Could you write the entries out again, exactly as they appear?
BEGIN Supplied entries
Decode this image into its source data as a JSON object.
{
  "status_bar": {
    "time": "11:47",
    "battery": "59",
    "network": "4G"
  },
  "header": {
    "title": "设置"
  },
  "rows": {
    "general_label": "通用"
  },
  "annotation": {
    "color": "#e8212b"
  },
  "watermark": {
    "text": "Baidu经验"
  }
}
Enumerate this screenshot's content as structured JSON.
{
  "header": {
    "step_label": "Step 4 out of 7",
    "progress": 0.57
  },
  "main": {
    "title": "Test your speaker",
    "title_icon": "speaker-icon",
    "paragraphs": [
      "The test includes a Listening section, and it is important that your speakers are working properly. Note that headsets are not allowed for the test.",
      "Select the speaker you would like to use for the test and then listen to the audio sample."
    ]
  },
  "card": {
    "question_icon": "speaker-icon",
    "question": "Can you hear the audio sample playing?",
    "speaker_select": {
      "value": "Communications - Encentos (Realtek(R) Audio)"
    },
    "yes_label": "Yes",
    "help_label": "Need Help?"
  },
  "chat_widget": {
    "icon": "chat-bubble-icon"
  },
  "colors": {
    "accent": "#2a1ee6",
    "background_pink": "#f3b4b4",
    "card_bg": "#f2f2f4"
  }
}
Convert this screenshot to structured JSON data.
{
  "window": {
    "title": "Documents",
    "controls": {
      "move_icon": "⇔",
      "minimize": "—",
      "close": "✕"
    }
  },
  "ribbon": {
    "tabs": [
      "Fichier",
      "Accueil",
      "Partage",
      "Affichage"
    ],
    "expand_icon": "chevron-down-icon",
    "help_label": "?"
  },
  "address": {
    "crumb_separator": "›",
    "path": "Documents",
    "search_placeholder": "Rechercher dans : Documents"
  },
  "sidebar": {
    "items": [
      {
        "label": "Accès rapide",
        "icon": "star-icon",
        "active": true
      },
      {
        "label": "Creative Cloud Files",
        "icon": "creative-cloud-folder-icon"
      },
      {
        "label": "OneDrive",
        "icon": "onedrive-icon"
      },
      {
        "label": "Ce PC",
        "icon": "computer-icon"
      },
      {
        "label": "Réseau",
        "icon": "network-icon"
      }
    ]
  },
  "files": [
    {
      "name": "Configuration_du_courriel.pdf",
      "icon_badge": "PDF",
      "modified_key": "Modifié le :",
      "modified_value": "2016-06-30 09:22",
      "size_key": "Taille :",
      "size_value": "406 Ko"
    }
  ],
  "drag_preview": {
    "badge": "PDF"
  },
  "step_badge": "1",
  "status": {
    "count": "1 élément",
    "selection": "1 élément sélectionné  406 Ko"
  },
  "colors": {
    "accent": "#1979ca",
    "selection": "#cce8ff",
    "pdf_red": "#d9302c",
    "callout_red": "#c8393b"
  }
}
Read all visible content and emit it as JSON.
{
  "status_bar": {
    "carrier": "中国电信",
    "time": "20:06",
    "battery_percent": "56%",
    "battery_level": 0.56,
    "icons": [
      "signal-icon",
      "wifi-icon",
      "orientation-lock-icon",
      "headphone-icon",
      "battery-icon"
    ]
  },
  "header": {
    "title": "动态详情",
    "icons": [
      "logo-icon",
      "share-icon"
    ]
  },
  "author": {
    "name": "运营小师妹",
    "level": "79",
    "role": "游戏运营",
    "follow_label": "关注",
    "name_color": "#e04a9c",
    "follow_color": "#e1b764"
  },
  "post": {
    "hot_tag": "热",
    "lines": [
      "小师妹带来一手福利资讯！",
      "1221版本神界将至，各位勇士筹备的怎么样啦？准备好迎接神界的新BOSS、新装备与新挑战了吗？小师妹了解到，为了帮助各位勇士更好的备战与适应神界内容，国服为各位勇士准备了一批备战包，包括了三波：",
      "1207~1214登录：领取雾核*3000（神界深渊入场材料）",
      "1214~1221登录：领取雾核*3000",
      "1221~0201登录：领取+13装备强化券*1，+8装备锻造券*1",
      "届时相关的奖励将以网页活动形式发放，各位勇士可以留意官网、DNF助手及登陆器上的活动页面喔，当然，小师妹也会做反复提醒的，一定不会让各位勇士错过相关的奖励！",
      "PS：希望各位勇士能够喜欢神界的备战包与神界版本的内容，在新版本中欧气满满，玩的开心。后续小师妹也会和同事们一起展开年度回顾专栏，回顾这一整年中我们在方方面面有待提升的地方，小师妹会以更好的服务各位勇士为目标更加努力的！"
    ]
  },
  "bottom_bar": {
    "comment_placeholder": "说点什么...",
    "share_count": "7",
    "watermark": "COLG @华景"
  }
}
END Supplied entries
> Answer to the problem:
Decode this image into its source data as a JSON object.
{
  "status_bar": {
    "time": "11:47",
    "battery": "59",
    "network": "4G"
  },
  "header": {
    "title": "设置"
  },
  "rows": {
    "general_label": "通用"
  },
  "annotation": {
    "color": "#e8212b"
  },
  "watermark": {
    "text": "Baidu经验"
  }
}
Enumerate this screenshot's content as structured JSON.
{
  "header": {
    "step_label": "Step 4 out of 7",
    "progress": 0.57
  },
  "main": {
    "title": "Test your speaker",
    "title_icon": "speaker-icon",
    "paragraphs": [
      "The test includes a Listening section, and it is important that your speakers are working properly. Note that headsets are not allowed for the test.",
      "Select the speaker you would like to use for the test and then listen to the audio sample."
    ]
  },
  "card": {
    "question_icon": "speaker-icon",
    "question": "Can you hear the audio sample playing?",
    "speaker_select": {
      "value": "Communications - Encentos (Realtek(R) Audio)"
    },
    "yes_label": "Yes",
    "help_label": "Need Help?"
  },
  "chat_widget": {
    "icon": "chat-bubble-icon"
  },
  "colors": {
    "accent": "#2a1ee6",
    "background_pink": "#f3b4b4",
    "card_bg": "#f2f2f4"
  }
}
Convert this screenshot to structured JSON data.
{
  "window": {
    "title": "Documents",
    "controls": {
      "move_icon": "⇔",
      "minimize": "—",
      "close": "✕"
    }
  },
  "ribbon": {
    "tabs": [
      "Fichier",
      "Accueil",
      "Partage",
      "Affichage"
    ],
    "expand_icon": "chevron-down-icon",
    "help_label": "?"
  },
  "address": {
    "crumb_separator": "›",
    "path": "Documents",
    "search_placeholder": "Rechercher dans : Documents"
  },
  "sidebar": {
    "items": [
      {
        "label": "Accès rapide",
        "icon": "star-icon",
        "active": true
      },
      {
        "label": "Creative Cloud Files",
        "icon": "creative-cloud-folder-icon"
      },
      {
        "label": "OneDrive",
        "icon": "onedrive-icon"
      },
      {
        "label": "Ce PC",
        "icon": "computer-icon"
      },
      {
        "label": "Réseau",
        "icon": "network-icon"
      }
    ]
  },
  "files": [
    {
      "name": "Configuration_du_courriel.pdf",
      "icon_badge": "PDF",
      "modified_key": "Modifié le :",
      "modified_value": "2016-06-30 09:22",
      "size_key": "Taille :",
      "size_value": "406 Ko"
    }
  ],
  "drag_preview": {
    "badge": "PDF"
  },
  "step_badge": "1",
  "status": {
    "count": "1 élément",
    "selection": "1 élément sélectionné  406 Ko"
  },
  "colors": {
    "accent": "#1979ca",
    "selection": "#cce8ff",
    "pdf_red": "#d9302c",
    "callout_red": "#c8393b"
  }
}
Read all visible content and emit it as JSON.
{
  "status_bar": {
    "carrier": "中国电信",
    "time": "20:06",
    "battery_percent": "56%",
    "battery_level": 0.56,
    "icons": [
      "signal-icon",
      "wifi-icon",
      "orientation-lock-icon",
      "headphone-icon",
      "battery-icon"
    ]
  },
  "header": {
    "title": "动态详情",
    "icons": [
      "logo-icon",
      "share-icon"
    ]
  },
  "author": {
    "name": "运营小师妹",
    "level": "79",
    "role": "游戏运营",
    "follow_label": "关注",
    "name_color": "#e04a9c",
    "follow_color": "#e1b764"
  },
  "post": {
    "hot_tag": "热",
    "lines": [
      "小师妹带来一手福利资讯！",
      "1221版本神界将至，各位勇士筹备的怎么样啦？准备好迎接神界的新BOSS、新装备与新挑战了吗？小师妹了解到，为了帮助各位勇士更好的备战与适应神界内容，国服为各位勇士准备了一批备战包，包括了三波：",
      "1207~1214登录：领取雾核*3000（神界深渊入场材料）",
      "1214~1221登录：领取雾核*3000",
      "1221~0201登录：领取+13装备强化券*1，+8装备锻造券*1",
      "届时相关的奖励将以网页活动形式发放，各位勇士可以留意官网、DNF助手及登陆器上的活动页面喔，当然，小师妹也会做反复提醒的，一定不会让各位勇士错过相关的奖励！",
      "PS：希望各位勇士能够喜欢神界的备战包与神界版本的内容，在新版本中欧气满满，玩的开心。后续小师妹也会和同事们一起展开年度回顾专栏，回顾这一整年中我们在方方面面有待提升的地方，小师妹会以更好的服务各位勇士为目标更加努力的！"
    ]
  },
  "bottom_bar": {
    "comment_placeholder": "说点什么...",
    "share_count": "7",
    "watermark": "COLG @华景"
  }
}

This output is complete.